This morning, Prolexic Technologies released a threat advisory on the use of booter shells, which allow hackers to readily launch DDoS attacks without the need for vast networks of infected zombie computers.

“Increased use of techniques such as booter shells is creating an exponential increase in the dangers posed by DDoS attacks,” said Neal Quinn, chief operating officer at Prolexic. “For hackers, DDoS attacks have never been easier to launch, while for their victims, the power and complexity of attacks is at an all-time high. The threat of a DDoS attack has never been more likely or its potential impact more severe. We’ve entered the age of DDoS-as-a-Service.” The increased use of dynamic web content technologies, and the rapid deployment of insecure web applications, has created new vulnerabilities — and opportunities — for hackers to use infected web servers (instead of client machines) to conduct DDoS attacks. Traditional DDoS attacks make use of workstations infected with malware, typically infected through spam campaigns, worms or browser-based exploits. With these traditional tactics, hackers needed multitudes of infected machines, to mount successful DDoS attacks.
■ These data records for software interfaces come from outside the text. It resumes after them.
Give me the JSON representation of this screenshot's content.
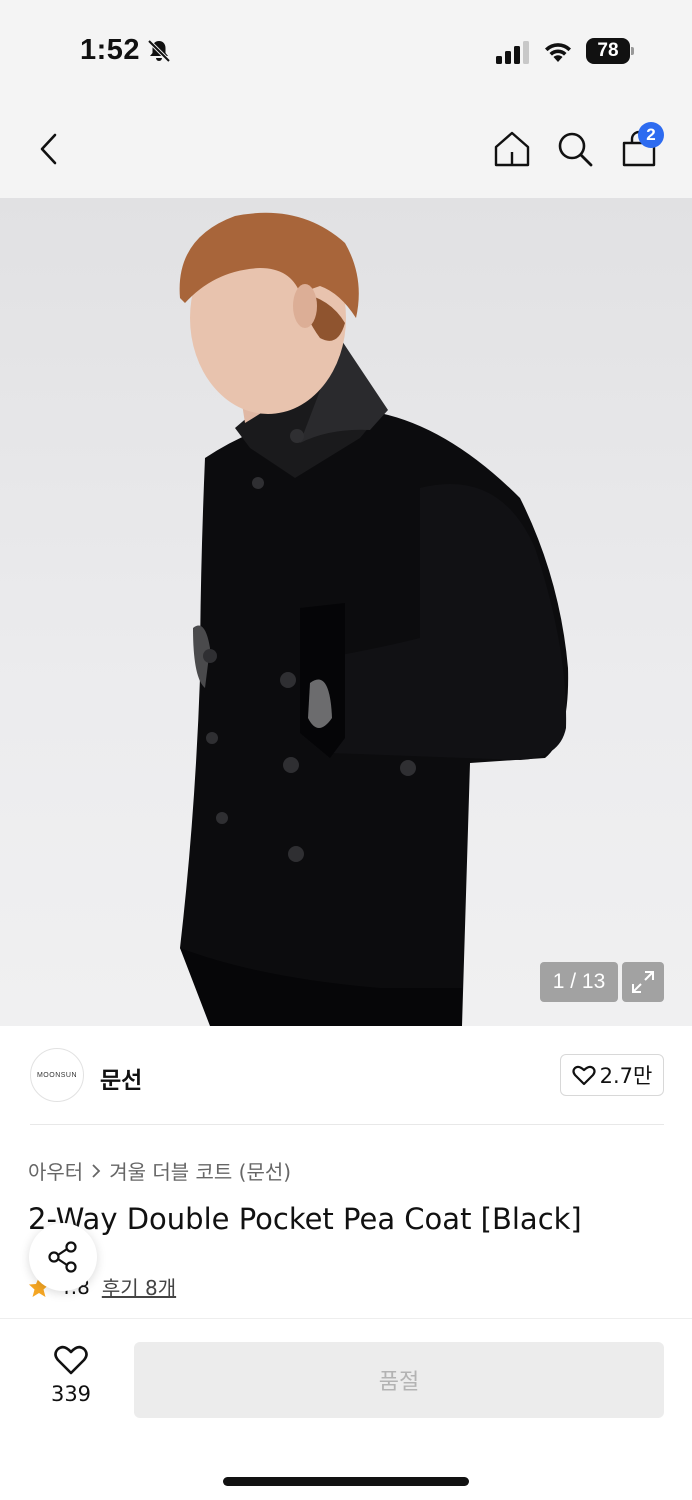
{
  "status_bar": {
    "time": "1:52",
    "battery": "78"
  },
  "nav": {
    "cart_count": "2"
  },
  "gallery": {
    "counter": "1 / 13"
  },
  "brand": {
    "logo_text": "MOONSUN",
    "name": "문선",
    "likes": "2.7만"
  },
  "breadcrumb": {
    "category": "아우터",
    "subcategory": "겨울 더블 코트 (문선)"
  },
  "product": {
    "title": "2-Way Double Pocket Pea Coat [Black]",
    "rating": "4.8",
    "reviews": "후기 8개"
  },
  "bottom_bar": {
    "wish_count": "339",
    "soldout_label": "품절"
  },
  "colors": {
    "accent": "#2d6bf0",
    "star": "#f5a623",
    "nav_bg": "#f4f4f4"
  }
}
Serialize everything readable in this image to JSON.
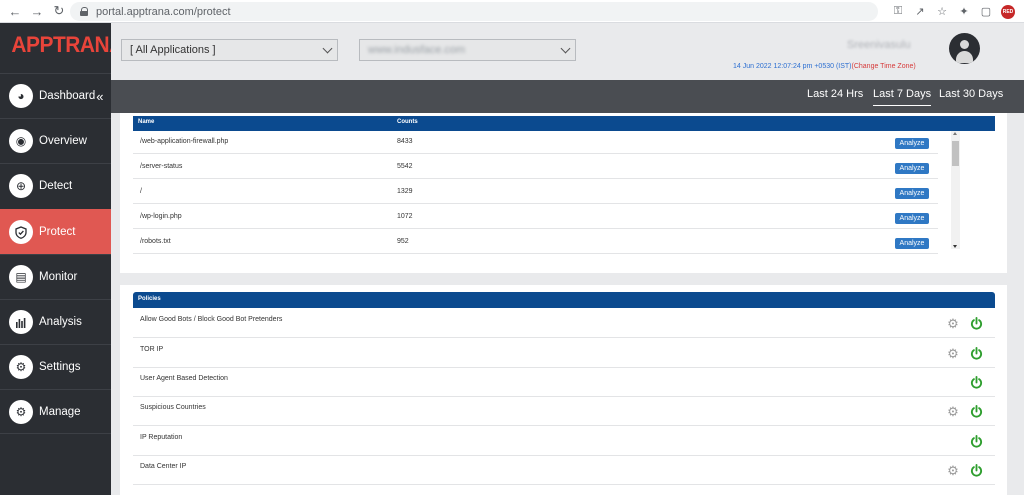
{
  "browser": {
    "url": "portal.apptrana.com/protect"
  },
  "logo": {
    "part1": "APP",
    "part2": "TRANA"
  },
  "sidebar": {
    "items": [
      {
        "label": "Dashboard",
        "icon": "dashboard-icon",
        "active": false
      },
      {
        "label": "Overview",
        "icon": "overview-icon",
        "active": false
      },
      {
        "label": "Detect",
        "icon": "detect-icon",
        "active": false
      },
      {
        "label": "Protect",
        "icon": "shield-icon",
        "active": true
      },
      {
        "label": "Monitor",
        "icon": "monitor-icon",
        "active": false
      },
      {
        "label": "Analysis",
        "icon": "analysis-icon",
        "active": false
      },
      {
        "label": "Settings",
        "icon": "settings-icon",
        "active": false
      },
      {
        "label": "Manage",
        "icon": "manage-icon",
        "active": false
      }
    ],
    "collapse_glyph": "«"
  },
  "header": {
    "app_select": "[ All Applications ]",
    "site_select": "www.indusface.com",
    "username": "Sreenivasulu",
    "datetime": "14 Jun 2022 12:07:24 pm +0530 (IST)",
    "timezone_link": "Change Time Zone"
  },
  "range": {
    "options": [
      "Last 24 Hrs",
      "Last 7 Days",
      "Last 30 Days"
    ],
    "selected": "Last 7 Days"
  },
  "urls_table": {
    "headers": [
      "Name",
      "Counts"
    ],
    "rows": [
      {
        "name": "/web-application-firewall.php",
        "count": "8433",
        "action": "Analyze"
      },
      {
        "name": "/server-status",
        "count": "5542",
        "action": "Analyze"
      },
      {
        "name": "/",
        "count": "1329",
        "action": "Analyze"
      },
      {
        "name": "/wp-login.php",
        "count": "1072",
        "action": "Analyze"
      },
      {
        "name": "/robots.txt",
        "count": "952",
        "action": "Analyze"
      }
    ]
  },
  "policies": {
    "header": "Policies",
    "rows": [
      {
        "label": "Allow Good Bots / Block Good Bot Pretenders",
        "has_settings": true,
        "enabled": true
      },
      {
        "label": "TOR IP",
        "has_settings": true,
        "enabled": true
      },
      {
        "label": "User Agent Based Detection",
        "has_settings": false,
        "enabled": true
      },
      {
        "label": "Suspicious Countries",
        "has_settings": true,
        "enabled": true
      },
      {
        "label": "IP Reputation",
        "has_settings": false,
        "enabled": true
      },
      {
        "label": "Data Center IP",
        "has_settings": true,
        "enabled": true
      }
    ]
  },
  "colors": {
    "sidebar_bg": "#2b2e33",
    "active_item": "#e05852",
    "table_header": "#0b4a8f",
    "analyze_button": "#2f78c4",
    "power_on": "#2e9e2e"
  }
}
Where boot scripts differ is in the fact that they are standalone files, meaning DDoS attacks can be launched more readily and can cause more damage, with hackers using far fewer machines. Even more alarming, people don’t need as much skill to launch such attacks. A DDoS booter shell script can be easily deployed by anyone who purchases hosted server resources or makes use of simple web application vulnerabilities (i.e., RFI, LFI, SQLi and WebDAV exploits). This, in essence, puts attacks within reach of even novice hackers. Companies should take note, especially financial firms.

According Prolexic’s quarterly global DDoS attack report released a few weeks ago, there was an almost threefold increase in the number of attacks against its financial services clients during Q1 compared to Q4 2011. “This quarter was characterized by extremely high volumes of malicious traffic directed at our financial services clients,” said Neal Quinn, Prolexic’s vice president of Operations. “We expect other verticals beyond financial services, gaming and gambling to be on the receiving end of these massive attack volumes as the year progresses.”

So what should companies do to protect their information and IT infrastructure? Though organizations can never be 100% protected from an attack, they can help by continuously testing proprietary web applications, as well as constantly testing known vulnerabilities in commercial apps.